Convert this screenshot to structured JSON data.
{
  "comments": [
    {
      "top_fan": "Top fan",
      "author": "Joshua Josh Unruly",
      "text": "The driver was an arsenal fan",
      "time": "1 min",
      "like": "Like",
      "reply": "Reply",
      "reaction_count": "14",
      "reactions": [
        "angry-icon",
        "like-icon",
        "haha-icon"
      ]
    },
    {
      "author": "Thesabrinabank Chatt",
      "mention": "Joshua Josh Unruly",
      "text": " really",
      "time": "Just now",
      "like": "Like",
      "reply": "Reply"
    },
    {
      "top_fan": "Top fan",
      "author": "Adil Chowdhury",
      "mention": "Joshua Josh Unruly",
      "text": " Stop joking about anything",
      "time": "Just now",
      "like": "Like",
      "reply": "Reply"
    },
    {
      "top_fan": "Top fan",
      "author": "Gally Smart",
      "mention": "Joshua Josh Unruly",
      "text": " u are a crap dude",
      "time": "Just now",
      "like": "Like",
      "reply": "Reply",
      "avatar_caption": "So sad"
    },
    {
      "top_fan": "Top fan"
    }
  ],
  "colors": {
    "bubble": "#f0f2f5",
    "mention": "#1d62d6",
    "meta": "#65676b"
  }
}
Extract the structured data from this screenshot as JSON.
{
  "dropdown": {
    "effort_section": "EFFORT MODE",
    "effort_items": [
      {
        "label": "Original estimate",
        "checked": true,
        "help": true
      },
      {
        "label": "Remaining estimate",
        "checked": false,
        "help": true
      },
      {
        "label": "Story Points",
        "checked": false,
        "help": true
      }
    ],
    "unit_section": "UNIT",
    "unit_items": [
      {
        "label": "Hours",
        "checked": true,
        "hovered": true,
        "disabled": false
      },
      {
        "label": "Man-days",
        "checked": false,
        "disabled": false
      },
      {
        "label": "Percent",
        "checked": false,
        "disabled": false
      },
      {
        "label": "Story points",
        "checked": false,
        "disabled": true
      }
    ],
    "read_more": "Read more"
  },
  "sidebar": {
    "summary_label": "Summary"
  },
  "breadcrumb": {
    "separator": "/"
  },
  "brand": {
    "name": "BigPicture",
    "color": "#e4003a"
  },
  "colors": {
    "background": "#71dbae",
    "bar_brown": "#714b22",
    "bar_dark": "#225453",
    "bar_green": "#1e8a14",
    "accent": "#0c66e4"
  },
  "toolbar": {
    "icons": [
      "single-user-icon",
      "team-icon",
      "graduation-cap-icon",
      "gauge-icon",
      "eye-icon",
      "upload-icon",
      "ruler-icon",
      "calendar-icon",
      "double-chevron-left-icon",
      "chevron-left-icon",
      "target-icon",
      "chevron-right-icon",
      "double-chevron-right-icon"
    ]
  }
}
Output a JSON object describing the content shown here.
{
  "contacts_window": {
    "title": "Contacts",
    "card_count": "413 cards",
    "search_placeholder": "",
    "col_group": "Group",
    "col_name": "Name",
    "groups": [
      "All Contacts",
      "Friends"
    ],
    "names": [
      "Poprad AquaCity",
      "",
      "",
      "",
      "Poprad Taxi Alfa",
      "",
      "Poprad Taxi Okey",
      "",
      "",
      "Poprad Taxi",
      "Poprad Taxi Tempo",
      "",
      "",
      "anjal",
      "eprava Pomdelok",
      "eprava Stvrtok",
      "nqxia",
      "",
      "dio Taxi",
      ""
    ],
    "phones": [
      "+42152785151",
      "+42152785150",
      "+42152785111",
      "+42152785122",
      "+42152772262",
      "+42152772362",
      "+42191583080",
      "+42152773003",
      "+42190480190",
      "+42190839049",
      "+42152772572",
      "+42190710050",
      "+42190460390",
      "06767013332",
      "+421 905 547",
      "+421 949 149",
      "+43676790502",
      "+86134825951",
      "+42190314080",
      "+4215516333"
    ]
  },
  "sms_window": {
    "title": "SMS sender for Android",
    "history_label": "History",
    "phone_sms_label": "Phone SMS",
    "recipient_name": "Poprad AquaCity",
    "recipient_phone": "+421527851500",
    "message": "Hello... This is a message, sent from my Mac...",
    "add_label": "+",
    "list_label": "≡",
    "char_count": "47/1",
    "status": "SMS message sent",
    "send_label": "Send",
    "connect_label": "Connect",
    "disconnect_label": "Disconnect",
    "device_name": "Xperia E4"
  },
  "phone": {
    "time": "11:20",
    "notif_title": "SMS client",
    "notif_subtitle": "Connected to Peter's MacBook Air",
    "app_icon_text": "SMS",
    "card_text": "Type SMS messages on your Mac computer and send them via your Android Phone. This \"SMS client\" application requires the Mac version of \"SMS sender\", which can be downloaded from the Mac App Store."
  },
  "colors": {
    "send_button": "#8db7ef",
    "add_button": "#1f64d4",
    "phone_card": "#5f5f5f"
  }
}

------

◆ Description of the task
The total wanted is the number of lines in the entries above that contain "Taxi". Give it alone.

◆ Solved problem
5